We would like to get you all acquainted with our Clinical Project Manager. An interview where we talk about her expertise, how a normal workday looks like and which trends she observes in the MedTech-world. Ending the interview with valuable advice for everyone in the MedTech world!
Let's start with a small introduction, could you tell me something about yourself?
My name is Rachel Derksen. My background is Biomedical Chemistry, with clinical chemistry as specialty. I started working as a CPM in 1998 for a very small Dutch pacemaker company called Vitratron. After two years we were taken over by Medtronic where I continued in my role as Global CPM. After 10 years being with this company, and being a mother of three children, I decided to work as a freelancer. The flexibility in this role enabled me to combine my work and personal life.
As a clinical project manager, I am responsible for the design, execution and completion of a clinical study. A study that has to comply to the international guidelines of the ISO14155 GCP, fits within budgets and their time schedules. Execution of a study requires team-efforts from all disciplines within clinical investigation and I believe that only together we can make a study successful.
As freelancer, I have fulfilled many different roles in both the pharmaceutical industry as well as the medical device industry, in all kinds of areas, and different phases of a clinical trial both at the office and in the field.
Which part of your job do you prefer the most?
What I like about my job is to be part of the big picture in which people or companies strive for a better quality of life for human kind. The idea behind some products is sometimes so fascinating that I occasionally wonder where the limit is. This dynamic environment makes it interesting and valuable for me to be part of it, and of course the synergy required among all stakeholders to make it successful.
What does a normal workday looks like as a consultant?
Well, first of all, I start my day with a long walk with my two dogs in the wood in order to clear my mind. With this empty mind, I open my inbox and see what is planned for that day or week. This could be a day at the office, having meetings with team-members, or writing plans and/or reports, or this could be a day in the field, talking with clients how to set-up their clinical investigation, or talking to investigators on how to implement the clinical investigation at their site. Besides that, I also provide several trainings to help other people or companies with their clinical investigation knowledge.

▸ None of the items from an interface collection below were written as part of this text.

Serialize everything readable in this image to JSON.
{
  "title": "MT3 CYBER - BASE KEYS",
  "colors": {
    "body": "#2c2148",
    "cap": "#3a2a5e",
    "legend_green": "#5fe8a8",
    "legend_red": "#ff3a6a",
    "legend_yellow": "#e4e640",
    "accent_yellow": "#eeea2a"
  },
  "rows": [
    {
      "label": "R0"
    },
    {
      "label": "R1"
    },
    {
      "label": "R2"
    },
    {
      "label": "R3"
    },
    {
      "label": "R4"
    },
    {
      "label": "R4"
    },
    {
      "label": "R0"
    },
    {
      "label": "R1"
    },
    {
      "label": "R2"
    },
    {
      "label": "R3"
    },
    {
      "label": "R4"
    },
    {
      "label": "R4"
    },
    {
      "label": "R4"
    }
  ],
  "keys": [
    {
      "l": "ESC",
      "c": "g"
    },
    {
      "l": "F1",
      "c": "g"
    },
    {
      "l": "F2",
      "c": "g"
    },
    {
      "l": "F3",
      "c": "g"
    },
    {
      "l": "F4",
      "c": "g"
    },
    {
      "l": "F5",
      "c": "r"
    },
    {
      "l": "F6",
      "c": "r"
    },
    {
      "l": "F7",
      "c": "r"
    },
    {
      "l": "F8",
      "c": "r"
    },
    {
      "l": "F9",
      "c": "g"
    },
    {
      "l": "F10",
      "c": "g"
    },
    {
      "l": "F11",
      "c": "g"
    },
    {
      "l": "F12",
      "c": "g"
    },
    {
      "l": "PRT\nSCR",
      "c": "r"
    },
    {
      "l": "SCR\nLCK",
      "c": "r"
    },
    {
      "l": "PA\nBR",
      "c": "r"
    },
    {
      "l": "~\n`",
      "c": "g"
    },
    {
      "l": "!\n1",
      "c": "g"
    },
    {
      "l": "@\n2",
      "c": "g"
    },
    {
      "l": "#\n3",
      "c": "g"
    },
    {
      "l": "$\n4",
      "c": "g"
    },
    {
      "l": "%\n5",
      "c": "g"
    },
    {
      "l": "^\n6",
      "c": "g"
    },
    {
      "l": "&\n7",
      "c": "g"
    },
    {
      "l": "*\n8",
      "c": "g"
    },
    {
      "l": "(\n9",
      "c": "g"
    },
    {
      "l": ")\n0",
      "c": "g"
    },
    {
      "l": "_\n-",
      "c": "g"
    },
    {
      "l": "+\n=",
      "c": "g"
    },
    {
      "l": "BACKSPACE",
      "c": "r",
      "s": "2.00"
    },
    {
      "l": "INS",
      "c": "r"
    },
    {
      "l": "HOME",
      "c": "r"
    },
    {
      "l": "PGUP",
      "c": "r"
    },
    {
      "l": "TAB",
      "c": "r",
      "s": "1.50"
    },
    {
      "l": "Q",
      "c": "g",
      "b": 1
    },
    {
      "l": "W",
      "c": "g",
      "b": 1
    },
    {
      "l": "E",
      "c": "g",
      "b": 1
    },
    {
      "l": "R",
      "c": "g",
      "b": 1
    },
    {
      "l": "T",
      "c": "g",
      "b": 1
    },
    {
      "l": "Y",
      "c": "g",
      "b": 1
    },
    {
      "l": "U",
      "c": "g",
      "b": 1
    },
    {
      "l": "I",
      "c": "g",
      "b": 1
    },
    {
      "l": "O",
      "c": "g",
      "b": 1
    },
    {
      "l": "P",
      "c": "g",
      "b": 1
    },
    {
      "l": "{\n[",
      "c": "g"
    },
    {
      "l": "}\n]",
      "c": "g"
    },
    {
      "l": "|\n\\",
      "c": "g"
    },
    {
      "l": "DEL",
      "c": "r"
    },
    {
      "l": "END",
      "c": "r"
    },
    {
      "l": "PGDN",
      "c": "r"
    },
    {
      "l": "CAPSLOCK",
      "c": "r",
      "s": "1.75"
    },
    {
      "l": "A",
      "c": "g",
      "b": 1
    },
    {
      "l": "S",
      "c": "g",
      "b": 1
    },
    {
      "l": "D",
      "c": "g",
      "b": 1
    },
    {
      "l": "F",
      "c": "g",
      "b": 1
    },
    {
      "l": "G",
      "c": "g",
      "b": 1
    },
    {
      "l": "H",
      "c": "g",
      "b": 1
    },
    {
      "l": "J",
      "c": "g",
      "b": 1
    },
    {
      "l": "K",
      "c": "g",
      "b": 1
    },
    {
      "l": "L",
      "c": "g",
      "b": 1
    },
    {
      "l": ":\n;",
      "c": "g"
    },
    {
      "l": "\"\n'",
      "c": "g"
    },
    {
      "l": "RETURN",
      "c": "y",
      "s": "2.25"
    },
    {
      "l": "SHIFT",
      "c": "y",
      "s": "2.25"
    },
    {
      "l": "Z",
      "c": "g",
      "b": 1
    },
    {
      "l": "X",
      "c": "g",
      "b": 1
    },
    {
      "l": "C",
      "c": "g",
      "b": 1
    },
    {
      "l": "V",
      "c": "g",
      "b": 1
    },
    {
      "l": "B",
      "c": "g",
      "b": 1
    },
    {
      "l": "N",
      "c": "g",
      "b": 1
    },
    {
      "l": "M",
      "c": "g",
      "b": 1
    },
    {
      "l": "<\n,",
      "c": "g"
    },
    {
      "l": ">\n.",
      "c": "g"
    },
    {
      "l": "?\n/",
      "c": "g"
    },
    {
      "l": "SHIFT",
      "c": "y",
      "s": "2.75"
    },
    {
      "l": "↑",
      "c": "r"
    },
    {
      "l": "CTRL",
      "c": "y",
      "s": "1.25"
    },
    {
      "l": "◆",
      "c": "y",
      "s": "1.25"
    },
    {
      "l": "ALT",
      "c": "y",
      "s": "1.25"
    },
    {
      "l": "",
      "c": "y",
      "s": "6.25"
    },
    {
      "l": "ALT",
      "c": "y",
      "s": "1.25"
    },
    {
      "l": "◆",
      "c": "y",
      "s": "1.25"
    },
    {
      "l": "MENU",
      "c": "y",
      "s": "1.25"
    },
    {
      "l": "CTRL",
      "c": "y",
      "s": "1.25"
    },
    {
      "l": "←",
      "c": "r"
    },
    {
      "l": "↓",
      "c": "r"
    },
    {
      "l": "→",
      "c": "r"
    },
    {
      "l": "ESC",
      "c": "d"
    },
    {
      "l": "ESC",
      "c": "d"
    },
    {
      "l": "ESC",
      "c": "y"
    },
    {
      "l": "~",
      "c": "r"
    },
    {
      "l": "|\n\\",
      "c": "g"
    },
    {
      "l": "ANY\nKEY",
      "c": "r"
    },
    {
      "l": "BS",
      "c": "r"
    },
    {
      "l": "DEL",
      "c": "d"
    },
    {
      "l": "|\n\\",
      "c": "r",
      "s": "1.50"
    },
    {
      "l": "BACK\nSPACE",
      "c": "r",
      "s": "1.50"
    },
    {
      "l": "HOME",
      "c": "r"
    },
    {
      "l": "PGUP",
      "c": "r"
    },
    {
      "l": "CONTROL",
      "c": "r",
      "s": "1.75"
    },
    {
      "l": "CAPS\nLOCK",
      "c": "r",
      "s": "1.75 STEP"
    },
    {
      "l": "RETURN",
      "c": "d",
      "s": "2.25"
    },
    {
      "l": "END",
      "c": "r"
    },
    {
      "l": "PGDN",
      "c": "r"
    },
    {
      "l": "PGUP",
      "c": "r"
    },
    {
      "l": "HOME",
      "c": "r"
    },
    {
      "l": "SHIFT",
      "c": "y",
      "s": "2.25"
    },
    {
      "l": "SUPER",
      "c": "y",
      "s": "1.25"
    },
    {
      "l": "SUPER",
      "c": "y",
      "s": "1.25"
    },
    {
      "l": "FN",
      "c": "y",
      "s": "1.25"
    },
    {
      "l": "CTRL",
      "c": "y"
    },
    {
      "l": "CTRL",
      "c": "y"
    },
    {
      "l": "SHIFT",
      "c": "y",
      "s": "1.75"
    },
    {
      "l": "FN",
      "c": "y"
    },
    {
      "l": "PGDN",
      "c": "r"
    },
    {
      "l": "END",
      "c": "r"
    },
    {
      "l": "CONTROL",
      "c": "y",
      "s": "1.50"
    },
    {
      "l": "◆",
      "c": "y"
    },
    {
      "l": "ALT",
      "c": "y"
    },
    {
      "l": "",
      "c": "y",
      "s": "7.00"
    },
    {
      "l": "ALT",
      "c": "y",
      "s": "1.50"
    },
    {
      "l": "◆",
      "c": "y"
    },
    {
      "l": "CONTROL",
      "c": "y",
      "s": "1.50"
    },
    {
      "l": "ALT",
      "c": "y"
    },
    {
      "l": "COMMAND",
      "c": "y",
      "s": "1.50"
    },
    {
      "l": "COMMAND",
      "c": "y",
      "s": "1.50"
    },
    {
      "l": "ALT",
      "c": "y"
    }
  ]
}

What kind of studies are you doing at the moment or have you done in the past?
At the moment, I am working on a study in the urology section where we are testing a cystoscope. In addition, I am expecting to do studies where we are going to test smartwatches.
In the past, I have done studies regarding artificial heart transplant, artificial pancreatic transplants. But also studies centered around stents, pacemakers, IVDs and other medical devices.
How are you dealing with hospitals and limited capacities at the moment?
We try to help by doing as much preparation-work as we can. However, we try to prevent limited capacity during the site selection visit in the first place. The site selection visit is a visit where we communicate our expectations towards the researcher and her/his team. Discussing resources is part of this. If resources are limited, we can decide to not participate this study.
Now, with the limited capacities due to COVID, we sometimes can not continue a study. We will balance out the risks patients might run in to, to the situation we are in because of COVID. When we expect hardly any risks, we decide to pause the study unless we can monitor it remotely.
Which trends have you spotted at the moment?
The new MDR guidelines, and therefore the new ISO14155.
How do you stay up to date with everything that is happening in the MedTech-world?
I am linked via LinkedIn and read relevant articles there. Due to a large network a lot of important information is shared or even discussed via this media. Also, in my previous role, I visited many companies, and each company has his own expertise. This helped me to stay up to date in the MedTech world.
What is your advice for our customers?
Begin with the end in mind, use common sense and take sufficient preparation time!
Would you like to know more about Rachel? Click here for her full profile.